From May to September, our winter, offers some of the best viewing because wildlife will gather around waterholes as water becomes scarce in the park, and the vegetation thins, producing excellent game viewing opportunities. Because the park is so easily accessible and you can go at your own pace, it’s a great place to visit with younger children. If you are looking for something fun to do during Heritage month, Addo gets my vote. 




The Eastern Cape remains one of the most affordable, interesting and overlooked parts of South Africa. If you, like most of us at this point, are itching to travel and looking for a place that will surpass your every expectation, yet not break the bank, consider a visit to the Bay. You can find an array of accommodation types here: and if you click on the “things to do” tab, we can fill your time with new and exciting experiences!
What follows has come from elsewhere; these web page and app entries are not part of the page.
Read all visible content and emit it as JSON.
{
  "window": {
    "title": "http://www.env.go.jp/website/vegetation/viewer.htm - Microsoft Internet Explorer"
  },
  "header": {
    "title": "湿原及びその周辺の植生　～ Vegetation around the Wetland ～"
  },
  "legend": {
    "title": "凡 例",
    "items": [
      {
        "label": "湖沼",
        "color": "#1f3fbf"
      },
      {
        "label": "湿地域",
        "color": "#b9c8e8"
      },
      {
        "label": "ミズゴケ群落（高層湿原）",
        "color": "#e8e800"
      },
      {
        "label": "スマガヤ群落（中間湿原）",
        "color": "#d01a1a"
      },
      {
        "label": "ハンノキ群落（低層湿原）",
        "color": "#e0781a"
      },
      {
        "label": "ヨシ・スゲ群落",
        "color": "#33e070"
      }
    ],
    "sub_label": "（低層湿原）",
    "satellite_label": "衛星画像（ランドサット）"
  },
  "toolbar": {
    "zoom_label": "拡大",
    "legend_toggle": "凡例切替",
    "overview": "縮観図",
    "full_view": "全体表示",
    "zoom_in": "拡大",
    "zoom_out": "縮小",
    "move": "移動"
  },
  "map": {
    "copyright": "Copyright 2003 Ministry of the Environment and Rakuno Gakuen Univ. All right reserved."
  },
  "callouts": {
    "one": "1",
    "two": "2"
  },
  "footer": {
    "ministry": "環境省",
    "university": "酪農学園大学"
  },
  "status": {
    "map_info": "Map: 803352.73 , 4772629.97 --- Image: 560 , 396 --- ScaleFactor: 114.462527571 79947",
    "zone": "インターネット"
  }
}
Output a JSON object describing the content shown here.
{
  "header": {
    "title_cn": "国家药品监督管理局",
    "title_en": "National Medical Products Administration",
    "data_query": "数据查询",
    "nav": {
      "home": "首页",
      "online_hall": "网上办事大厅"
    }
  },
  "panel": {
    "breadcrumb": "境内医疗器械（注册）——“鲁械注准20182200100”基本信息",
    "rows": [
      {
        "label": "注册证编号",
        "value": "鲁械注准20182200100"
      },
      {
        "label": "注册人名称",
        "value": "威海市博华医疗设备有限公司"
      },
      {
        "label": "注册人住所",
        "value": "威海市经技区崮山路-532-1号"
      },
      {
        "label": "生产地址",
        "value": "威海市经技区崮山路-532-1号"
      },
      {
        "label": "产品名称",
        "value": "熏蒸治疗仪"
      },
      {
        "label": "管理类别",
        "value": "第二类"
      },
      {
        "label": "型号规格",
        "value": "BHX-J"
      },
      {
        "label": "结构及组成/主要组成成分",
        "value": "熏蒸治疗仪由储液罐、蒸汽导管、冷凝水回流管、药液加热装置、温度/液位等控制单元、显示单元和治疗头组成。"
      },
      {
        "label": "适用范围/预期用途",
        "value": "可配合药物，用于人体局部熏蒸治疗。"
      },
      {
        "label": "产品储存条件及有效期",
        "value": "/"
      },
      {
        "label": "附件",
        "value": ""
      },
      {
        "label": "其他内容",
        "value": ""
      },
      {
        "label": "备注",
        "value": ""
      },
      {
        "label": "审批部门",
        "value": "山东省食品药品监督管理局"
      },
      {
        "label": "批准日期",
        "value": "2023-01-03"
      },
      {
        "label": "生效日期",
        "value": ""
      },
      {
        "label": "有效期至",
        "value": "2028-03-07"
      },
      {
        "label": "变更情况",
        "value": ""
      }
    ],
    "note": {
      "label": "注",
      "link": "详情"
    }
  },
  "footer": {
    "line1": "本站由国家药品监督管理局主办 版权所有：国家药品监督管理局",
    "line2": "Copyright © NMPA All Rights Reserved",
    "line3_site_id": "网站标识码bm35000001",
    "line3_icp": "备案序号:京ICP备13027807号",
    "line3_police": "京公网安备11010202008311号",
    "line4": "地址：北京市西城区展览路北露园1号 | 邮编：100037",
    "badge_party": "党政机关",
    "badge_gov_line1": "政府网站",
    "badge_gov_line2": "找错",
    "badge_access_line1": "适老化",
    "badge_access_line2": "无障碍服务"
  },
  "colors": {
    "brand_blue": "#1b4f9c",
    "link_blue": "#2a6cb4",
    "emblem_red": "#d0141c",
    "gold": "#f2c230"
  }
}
There are not many places in the world that offer such amazing wildlife sightings, blue flag beaches and affordable value for money vacation options. Here in the Bay, we like to whisper that we have it all…but don’t believe me, come and visit the best kept little secret in the Eastern Cape, come and explore Addo Elephant Park, at the doorstep of the magnificent Bay and see for yourself!